“With the technology, you just get the right people, you invest in it, and you’re going to ultimately do it..."
“Now we have with a board of six people in Moshe [former CEO and founder] myself and four guys from Francisco Partners, who are all super smart guys that have done this before. So I feel with the six of us we can do it, but how do we do this with the new business models?”
“How do we go from an on-premise model with cash flow up front to a subscription model which is where we feel we need to be. Everybody wants to be on the other side, nobody wants to go through that process. But we’re set to get there.”

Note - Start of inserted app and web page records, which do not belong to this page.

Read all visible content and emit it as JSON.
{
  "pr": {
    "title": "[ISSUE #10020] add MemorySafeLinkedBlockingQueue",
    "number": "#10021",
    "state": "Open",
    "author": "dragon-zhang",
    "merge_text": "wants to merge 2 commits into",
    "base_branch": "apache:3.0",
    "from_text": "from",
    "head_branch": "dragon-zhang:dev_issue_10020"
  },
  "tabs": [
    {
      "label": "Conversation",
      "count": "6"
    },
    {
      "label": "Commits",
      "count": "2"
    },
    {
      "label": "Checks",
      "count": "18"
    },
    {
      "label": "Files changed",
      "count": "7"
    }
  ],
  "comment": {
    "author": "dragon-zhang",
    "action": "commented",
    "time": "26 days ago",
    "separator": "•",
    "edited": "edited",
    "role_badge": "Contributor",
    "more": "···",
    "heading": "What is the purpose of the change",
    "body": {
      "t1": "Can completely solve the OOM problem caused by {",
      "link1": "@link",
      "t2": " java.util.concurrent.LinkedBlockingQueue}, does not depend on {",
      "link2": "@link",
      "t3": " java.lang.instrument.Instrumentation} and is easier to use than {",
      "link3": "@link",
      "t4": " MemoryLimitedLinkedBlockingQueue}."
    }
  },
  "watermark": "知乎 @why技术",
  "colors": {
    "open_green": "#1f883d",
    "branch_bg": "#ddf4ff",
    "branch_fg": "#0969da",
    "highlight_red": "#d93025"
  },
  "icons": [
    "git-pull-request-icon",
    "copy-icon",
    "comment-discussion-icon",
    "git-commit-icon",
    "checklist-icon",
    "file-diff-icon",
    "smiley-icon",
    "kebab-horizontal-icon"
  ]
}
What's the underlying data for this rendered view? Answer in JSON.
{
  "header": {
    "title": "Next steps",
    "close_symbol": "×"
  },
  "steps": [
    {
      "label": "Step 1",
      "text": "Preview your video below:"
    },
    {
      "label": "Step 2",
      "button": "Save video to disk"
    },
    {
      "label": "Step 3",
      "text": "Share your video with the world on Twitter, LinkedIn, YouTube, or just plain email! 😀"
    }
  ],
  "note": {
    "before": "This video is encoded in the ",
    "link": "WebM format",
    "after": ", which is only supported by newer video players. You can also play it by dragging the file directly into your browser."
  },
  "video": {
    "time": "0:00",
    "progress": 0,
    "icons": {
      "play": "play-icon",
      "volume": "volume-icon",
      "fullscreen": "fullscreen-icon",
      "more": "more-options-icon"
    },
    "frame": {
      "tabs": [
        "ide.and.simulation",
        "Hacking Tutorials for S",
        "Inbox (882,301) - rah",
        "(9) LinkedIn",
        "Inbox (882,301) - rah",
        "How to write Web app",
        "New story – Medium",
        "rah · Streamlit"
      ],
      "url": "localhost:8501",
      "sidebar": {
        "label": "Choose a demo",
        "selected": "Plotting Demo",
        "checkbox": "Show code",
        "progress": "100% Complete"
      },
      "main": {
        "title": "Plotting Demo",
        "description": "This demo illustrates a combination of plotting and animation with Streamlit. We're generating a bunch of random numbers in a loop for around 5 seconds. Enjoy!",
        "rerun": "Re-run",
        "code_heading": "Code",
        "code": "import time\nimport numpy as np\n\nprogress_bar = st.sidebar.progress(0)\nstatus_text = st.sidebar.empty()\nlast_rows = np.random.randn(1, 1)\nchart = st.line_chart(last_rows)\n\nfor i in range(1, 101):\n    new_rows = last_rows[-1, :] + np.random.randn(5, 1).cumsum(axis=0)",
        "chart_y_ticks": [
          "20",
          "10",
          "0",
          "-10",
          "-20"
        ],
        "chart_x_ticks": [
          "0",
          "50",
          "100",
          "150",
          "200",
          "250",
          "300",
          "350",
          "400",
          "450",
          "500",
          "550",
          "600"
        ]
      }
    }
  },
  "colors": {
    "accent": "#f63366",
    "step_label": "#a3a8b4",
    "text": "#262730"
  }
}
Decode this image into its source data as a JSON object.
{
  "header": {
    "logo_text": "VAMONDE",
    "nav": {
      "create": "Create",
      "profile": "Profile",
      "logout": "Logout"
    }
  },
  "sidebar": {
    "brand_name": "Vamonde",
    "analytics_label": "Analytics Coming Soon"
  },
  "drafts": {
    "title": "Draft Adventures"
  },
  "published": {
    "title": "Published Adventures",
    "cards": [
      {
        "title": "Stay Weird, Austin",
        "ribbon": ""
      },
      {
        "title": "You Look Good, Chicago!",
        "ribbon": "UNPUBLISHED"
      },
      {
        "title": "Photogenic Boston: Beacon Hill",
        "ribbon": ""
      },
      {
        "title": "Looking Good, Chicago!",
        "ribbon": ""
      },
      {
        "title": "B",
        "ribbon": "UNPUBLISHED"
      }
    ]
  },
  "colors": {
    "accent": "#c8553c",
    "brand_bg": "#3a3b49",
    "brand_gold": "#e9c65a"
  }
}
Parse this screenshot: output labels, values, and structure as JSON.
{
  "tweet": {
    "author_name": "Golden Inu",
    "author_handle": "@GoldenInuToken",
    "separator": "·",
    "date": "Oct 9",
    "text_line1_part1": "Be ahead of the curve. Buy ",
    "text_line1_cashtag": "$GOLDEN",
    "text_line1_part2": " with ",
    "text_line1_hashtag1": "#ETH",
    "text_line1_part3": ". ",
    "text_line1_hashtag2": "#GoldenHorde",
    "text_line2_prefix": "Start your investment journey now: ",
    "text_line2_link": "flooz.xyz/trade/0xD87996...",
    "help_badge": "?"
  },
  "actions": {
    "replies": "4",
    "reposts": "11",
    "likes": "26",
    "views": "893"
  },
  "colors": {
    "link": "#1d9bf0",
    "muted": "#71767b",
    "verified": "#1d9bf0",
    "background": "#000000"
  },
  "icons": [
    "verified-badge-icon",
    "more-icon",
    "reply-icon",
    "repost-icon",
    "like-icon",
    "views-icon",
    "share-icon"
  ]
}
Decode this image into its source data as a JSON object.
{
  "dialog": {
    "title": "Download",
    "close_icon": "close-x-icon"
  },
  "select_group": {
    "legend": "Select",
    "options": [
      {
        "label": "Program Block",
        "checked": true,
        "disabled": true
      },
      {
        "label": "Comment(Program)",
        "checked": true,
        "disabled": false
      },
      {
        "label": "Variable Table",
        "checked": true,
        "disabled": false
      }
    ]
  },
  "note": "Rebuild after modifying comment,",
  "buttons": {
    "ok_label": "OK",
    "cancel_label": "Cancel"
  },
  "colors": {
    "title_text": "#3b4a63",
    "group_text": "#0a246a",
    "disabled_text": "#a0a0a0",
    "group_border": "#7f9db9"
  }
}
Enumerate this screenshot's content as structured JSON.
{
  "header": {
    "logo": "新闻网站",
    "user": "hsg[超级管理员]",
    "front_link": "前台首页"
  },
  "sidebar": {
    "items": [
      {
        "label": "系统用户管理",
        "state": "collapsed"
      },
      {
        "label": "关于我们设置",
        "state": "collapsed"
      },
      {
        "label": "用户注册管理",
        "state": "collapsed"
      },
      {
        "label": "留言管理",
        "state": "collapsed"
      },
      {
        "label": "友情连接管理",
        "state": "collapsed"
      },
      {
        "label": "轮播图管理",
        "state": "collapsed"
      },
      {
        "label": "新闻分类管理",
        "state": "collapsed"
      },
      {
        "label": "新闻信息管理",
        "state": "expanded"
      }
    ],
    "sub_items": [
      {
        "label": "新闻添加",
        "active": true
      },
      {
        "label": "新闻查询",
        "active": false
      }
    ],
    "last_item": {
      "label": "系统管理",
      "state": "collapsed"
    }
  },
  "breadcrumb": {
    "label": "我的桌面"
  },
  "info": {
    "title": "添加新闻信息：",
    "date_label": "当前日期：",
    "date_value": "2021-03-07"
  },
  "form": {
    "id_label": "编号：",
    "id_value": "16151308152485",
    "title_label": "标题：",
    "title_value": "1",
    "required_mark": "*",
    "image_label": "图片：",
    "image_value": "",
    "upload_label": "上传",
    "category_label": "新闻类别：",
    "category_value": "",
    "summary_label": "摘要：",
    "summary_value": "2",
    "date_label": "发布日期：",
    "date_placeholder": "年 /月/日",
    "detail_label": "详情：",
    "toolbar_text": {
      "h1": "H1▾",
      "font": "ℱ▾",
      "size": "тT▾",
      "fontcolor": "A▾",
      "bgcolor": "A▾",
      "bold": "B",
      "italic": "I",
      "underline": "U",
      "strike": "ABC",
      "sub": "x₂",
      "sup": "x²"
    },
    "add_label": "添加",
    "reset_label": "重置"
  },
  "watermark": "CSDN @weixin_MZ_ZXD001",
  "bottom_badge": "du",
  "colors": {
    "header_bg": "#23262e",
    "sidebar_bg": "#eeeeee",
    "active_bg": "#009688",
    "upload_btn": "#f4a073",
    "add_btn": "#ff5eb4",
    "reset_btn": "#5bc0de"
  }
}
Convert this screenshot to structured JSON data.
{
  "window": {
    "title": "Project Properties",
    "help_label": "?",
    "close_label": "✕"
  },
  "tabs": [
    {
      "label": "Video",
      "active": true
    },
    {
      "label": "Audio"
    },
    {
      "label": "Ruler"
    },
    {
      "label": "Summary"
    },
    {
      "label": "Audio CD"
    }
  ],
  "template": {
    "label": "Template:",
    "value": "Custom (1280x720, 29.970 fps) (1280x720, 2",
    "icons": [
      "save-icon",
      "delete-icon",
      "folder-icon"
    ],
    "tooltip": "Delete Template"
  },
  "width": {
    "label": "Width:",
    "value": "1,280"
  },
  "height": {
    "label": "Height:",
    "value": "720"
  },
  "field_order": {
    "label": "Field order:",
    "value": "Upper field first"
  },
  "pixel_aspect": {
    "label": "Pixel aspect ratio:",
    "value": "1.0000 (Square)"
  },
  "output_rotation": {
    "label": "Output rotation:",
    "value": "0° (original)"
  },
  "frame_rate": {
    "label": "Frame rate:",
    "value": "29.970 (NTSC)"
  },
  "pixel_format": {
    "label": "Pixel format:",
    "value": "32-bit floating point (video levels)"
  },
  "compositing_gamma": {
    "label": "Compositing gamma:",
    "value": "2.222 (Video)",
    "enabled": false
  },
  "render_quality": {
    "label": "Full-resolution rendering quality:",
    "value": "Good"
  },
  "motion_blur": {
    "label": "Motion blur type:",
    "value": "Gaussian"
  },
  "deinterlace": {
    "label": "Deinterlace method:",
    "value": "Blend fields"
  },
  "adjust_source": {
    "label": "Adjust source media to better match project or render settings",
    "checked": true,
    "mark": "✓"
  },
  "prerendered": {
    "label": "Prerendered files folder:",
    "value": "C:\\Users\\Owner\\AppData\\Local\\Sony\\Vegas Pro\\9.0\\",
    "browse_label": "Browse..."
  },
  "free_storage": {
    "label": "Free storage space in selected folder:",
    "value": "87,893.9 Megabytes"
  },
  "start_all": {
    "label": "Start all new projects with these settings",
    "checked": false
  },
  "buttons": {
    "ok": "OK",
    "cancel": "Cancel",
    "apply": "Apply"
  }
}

As he speaks, Heiser conveys a sense of the magnitude of the task not only faced by him and his team in terms of moving with the ever growing traction driving software solutions towards the Cloud, but also faced by the industry in general.
However, there is also an underlying confidence that he and his team are more than up to the challenge, that he cannot contain.
[quote float="right']I look at culture as the biggest challenge, but then there are some people here that are so energised by what we’re doing it’s like, ‘let’s go faster’“Culture is the third element we need to mention. I look at culture as the biggest challenge, but then there are some people here that are so energised by what we’re doing it’s like, ‘let’s go faster’ I feel like I’m holding you back! - It’s really invigorating, but we need to rein it in every now and then and make sure we’re all on the same track.”
Having spent an hour with Heiser, it is clear his enthusiasm could genuinely be infectious, yet it is also clear that he is grounded enough to see the woods as well as the trees. He is also smart enough to not only keep key members of his team such as Karlskind close by, but also to admit when it is time to turn to them for support.
There may have been a number of changes for ClickSoftware in the last year or so, but with Heiser at the helm there is a good chance that their position as one of the leading brands in the market will remain firmly intact.